• Problem details:
Would you reproduce all of the entries exactly?

==== The data

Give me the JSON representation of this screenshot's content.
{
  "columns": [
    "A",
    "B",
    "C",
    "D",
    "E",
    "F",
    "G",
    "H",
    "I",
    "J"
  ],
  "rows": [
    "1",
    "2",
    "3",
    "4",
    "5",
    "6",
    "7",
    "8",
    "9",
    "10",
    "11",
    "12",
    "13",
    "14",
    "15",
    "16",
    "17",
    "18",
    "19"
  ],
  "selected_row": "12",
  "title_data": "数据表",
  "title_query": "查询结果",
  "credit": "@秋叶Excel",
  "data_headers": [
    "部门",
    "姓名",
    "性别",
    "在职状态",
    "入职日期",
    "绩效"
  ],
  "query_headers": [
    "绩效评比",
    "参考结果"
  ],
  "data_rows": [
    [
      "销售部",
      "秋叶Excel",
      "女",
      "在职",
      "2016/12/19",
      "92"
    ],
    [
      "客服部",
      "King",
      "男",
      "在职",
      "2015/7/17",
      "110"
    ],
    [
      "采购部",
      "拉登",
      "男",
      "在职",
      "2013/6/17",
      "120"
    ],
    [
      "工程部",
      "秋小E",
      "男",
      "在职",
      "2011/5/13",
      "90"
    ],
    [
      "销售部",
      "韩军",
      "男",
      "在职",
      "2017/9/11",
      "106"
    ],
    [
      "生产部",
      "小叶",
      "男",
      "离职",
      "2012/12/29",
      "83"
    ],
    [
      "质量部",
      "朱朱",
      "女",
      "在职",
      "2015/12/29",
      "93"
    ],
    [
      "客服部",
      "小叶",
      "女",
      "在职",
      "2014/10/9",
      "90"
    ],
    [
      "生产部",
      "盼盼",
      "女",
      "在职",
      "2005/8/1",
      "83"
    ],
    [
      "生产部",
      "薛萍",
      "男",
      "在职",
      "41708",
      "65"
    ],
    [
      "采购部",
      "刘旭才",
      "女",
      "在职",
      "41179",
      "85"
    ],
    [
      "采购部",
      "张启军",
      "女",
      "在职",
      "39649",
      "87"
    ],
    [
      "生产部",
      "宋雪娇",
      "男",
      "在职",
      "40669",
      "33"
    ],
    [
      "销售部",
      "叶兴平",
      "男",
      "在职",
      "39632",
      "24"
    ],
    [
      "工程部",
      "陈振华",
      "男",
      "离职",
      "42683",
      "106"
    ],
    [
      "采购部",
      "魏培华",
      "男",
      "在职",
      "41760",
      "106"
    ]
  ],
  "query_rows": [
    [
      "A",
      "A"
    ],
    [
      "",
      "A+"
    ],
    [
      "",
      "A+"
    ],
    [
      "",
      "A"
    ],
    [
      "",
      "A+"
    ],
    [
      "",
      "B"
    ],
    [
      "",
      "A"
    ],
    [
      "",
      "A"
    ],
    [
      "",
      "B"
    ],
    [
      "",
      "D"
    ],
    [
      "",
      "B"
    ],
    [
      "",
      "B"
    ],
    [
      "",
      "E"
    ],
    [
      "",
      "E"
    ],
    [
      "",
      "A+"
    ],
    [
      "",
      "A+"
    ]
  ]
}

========

• Finished exercise:
Give me the JSON representation of this screenshot's content.
{
  "columns": [
    "A",
    "B",
    "C",
    "D",
    "E",
    "F",
    "G",
    "H",
    "I",
    "J"
  ],
  "rows": [
    "1",
    "2",
    "3",
    "4",
    "5",
    "6",
    "7",
    "8",
    "9",
    "10",
    "11",
    "12",
    "13",
    "14",
    "15",
    "16",
    "17",
    "18",
    "19"
  ],
  "selected_row": "12",
  "title_data": "数据表",
  "title_query": "查询结果",
  "credit": "@秋叶Excel",
  "data_headers": [
    "部门",
    "姓名",
    "性别",
    "在职状态",
    "入职日期",
    "绩效"
  ],
  "query_headers": [
    "绩效评比",
    "参考结果"
  ],
  "data_rows": [
    [
      "销售部",
      "秋叶Excel",
      "女",
      "在职",
      "2016/12/19",
      "92"
    ],
    [
      "客服部",
      "King",
      "男",
      "在职",
      "2015/7/17",
      "110"
    ],
    [
      "采购部",
      "拉登",
      "男",
      "在职",
      "2013/6/17",
      "120"
    ],
    [
      "工程部",
      "秋小E",
      "男",
      "在职",
      "2011/5/13",
      "90"
    ],
    [
      "销售部",
      "韩军",
      "男",
      "在职",
      "2017/9/11",
      "106"
    ],
    [
      "生产部",
      "小叶",
      "男",
      "离职",
      "2012/12/29",
      "83"
    ],
    [
      "质量部",
      "朱朱",
      "女",
      "在职",
      "2015/12/29",
      "93"
    ],
    [
      "客服部",
      "小叶",
      "女",
      "在职",
      "2014/10/9",
      "90"
    ],
    [
      "生产部",
      "盼盼",
      "女",
      "在职",
      "2005/8/1",
      "83"
    ],
    [
      "生产部",
      "薛萍",
      "男",
      "在职",
      "41708",
      "65"
    ],
    [
      "采购部",
      "刘旭才",
      "女",
      "在职",
      "41179",
      "85"
    ],
    [
      "采购部",
      "张启军",
      "女",
      "在职",
      "39649",
      "87"
    ],
    [
      "生产部",
      "宋雪娇",
      "男",
      "在职",
      "40669",
      "33"
    ],
    [
      "销售部",
      "叶兴平",
      "男",
      "在职",
      "39632",
      "24"
    ],
    [
      "工程部",
      "陈振华",
      "男",
      "离职",
      "42683",
      "106"
    ],
    [
      "采购部",
      "魏培华",
      "男",
      "在职",
      "41760",
      "106"
    ]
  ],
  "query_rows": [
    [
      "A",
      "A"
    ],
    [
      "",
      "A+"
    ],
    [
      "",
      "A+"
    ],
    [
      "",
      "A"
    ],
    [
      "",
      "A+"
    ],
    [
      "",
      "B"
    ],
    [
      "",
      "A"
    ],
    [
      "",
      "A"
    ],
    [
      "",
      "B"
    ],
    [
      "",
      "D"
    ],
    [
      "",
      "B"
    ],
    [
      "",
      "B"
    ],
    [
      "",
      "E"
    ],
    [
      "",
      "E"
    ],
    [
      "",
      "A+"
    ],
    [
      "",
      "A+"
    ]
  ]
}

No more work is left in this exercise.